### DATA IN THIS EXERCISE
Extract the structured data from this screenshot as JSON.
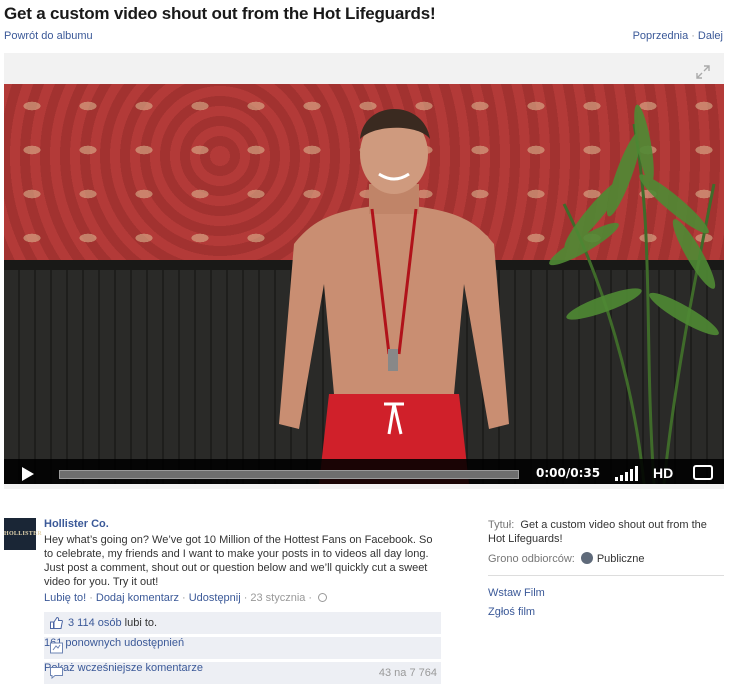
{
  "header": {
    "title": "Get a custom video shout out from the Hot Lifeguards!",
    "back_label": "Powrót do albumu",
    "prev_label": "Poprzednia",
    "separator": "·",
    "next_label": "Dalej"
  },
  "player": {
    "time": "0:00/0:35",
    "hd_label": "HD",
    "progress": 0
  },
  "post": {
    "avatar_text": "HOLLISTER",
    "owner": "Hollister Co.",
    "description": "Hey what’s going on? We’ve got 10 Million of the Hottest Fans on Facebook. So to celebrate, my friends and I want to make your posts in to videos all day long. Just post a comment, shout out or question below and we’ll quickly cut a sweet video for you. Try it out!",
    "like_label": "Lubię to!",
    "comment_label": "Dodaj komentarz",
    "share_label": "Udostępnij",
    "date": "23 stycznia",
    "sep": "·"
  },
  "ufi": {
    "likes_count": "3 114 osób",
    "likes_suffix": " lubi to.",
    "shares": "161 ponownych udostępnień",
    "more_comments": "Pokaż wcześniejsze komentarze",
    "comments_count": "43 na 7 764"
  },
  "sidebar": {
    "title_label": "Tytuł:",
    "title_value": "Get a custom video shout out from the Hot Lifeguards!",
    "audience_label": "Grono odbiorców:",
    "audience_value": "Publiczne",
    "embed_label": "Wstaw Film",
    "report_label": "Zgłoś film"
  },
  "colors": {
    "link": "#3b5998",
    "ufi_background": "#edeff4",
    "player_bar": "#000000"
  }
}
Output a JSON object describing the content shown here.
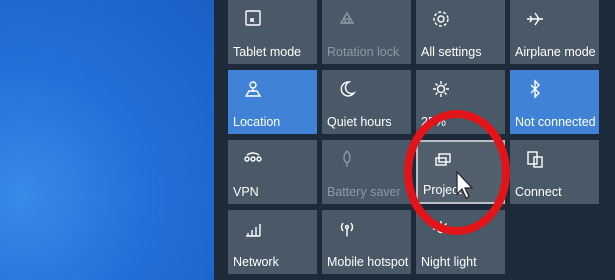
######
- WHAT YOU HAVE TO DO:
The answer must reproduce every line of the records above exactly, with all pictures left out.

- TASK OUTPUT:
Extract the structured data from this screenshot as JSON.
{
  "header": {
    "title": "Get a custom video shout out from the Hot Lifeguards!",
    "back_label": "Powrót do albumu",
    "prev_label": "Poprzednia",
    "separator": "·",
    "next_label": "Dalej"
  },
  "player": {
    "time": "0:00/0:35",
    "hd_label": "HD",
    "progress": 0
  },
  "post": {
    "avatar_text": "HOLLISTER",
    "owner": "Hollister Co.",
    "description": "Hey what’s going on? We’ve got 10 Million of the Hottest Fans on Facebook. So to celebrate, my friends and I want to make your posts in to videos all day long. Just post a comment, shout out or question below and we’ll quickly cut a sweet video for you. Try it out!",
    "like_label": "Lubię to!",
    "comment_label": "Dodaj komentarz",
    "share_label": "Udostępnij",
    "date": "23 stycznia",
    "sep": "·"
  },
  "ufi": {
    "likes_count": "3 114 osób",
    "likes_suffix": " lubi to.",
    "shares": "161 ponownych udostępnień",
    "more_comments": "Pokaż wcześniejsze komentarze",
    "comments_count": "43 na 7 764"
  },
  "sidebar": {
    "title_label": "Tytuł:",
    "title_value": "Get a custom video shout out from the Hot Lifeguards!",
    "audience_label": "Grono odbiorców:",
    "audience_value": "Publiczne",
    "embed_label": "Wstaw Film",
    "report_label": "Zgłoś film"
  },
  "colors": {
    "link": "#3b5998",
    "ufi_background": "#edeff4",
    "player_bar": "#000000"
  }
}
Output a JSON object describing the content shown here.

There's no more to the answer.